Exercise counters negative bone effects of sedentariness in girls

Participation in weight-bearing exercise such as running or football significantly counteracts the effects of sedentary behaviors in adolescent girls, say researchers.

They add that boys who used the internet the most for recreational purposes and girls who spent the most time studying had the lowest total and femoral neck bone mineral content (BMC), respectively.

Writing in BMC Public Health, Luis Gracia-Marco (University of Exeter, UK) and colleagues report results from a cross sectional study of 359 Spanish adolescents aged 12.5-17.5 years who were enrolled in the Healthy Lifestyle in Europe by Nutrition in Adolescence Cross Sectional Study (HELENA-CSS).

They found that there was a significant negative correlation between whole body BMC and use of the internet for nonstudy purposes in boys and between femoral neck BMC and time spent studying in girls.

"More research is needed to establish exactly why there are differences between the two genders, and why these types of activity are particularly damaging to teenage boys and girls, but we can speculate that it is linked to how long they remain in the same position," said Gracia-Marco in a press statement.

Girls who spent 3 hours or more per week participating in high-intensity, weight-bearing sports such as running, netball, basketball, or football were significantly less likely to have a femoral BMC at least 1 standard deviation below the mean than those who did not, regardless of whether they studied for more than or less than 2 hours per day.

"It is already well-known that an inactive lifestyle has implications for young people, such as obesity and heart diseases. Combined with that, our findings emphasize the need for exercise, and we hope it will give some focus for young people and their parents to ward off any health problems later in life," commented Gracia-Marco.

"Although development of osteoporosis is particularly linked to adolescence, this may also have implications for other groups of people, such as office workers," he concluded.

Licensed from medwireNews with permission from Springer Healthcare Ltd. ©Springer Healthcare Ltd. All rights reserved. Neither of these parties endorse or recommend any commercial products, services, or equipment.
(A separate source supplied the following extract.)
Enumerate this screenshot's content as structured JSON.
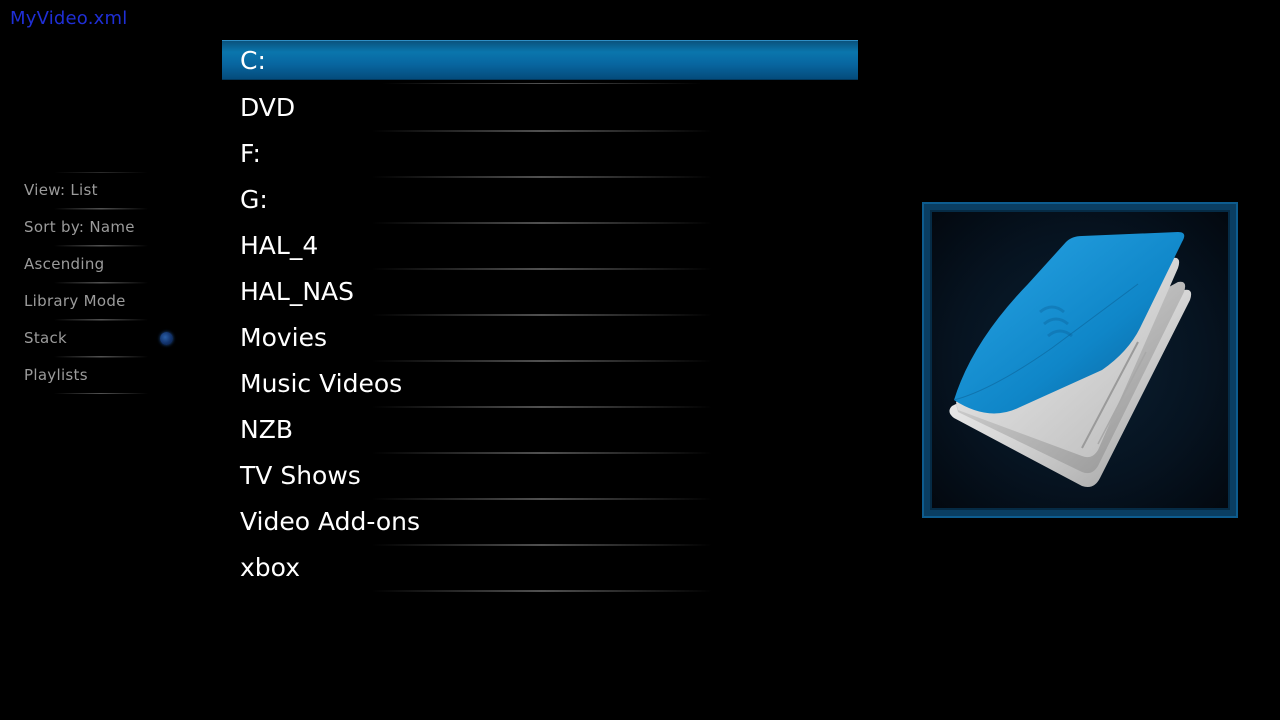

The opinions expressed here are the views of the writer and do not necessarily reflect the views and opinions of News-Medical.Net.
Post a new comment
You might also like... ×
Researchers aim to examine respiratory effects of body weight in preteens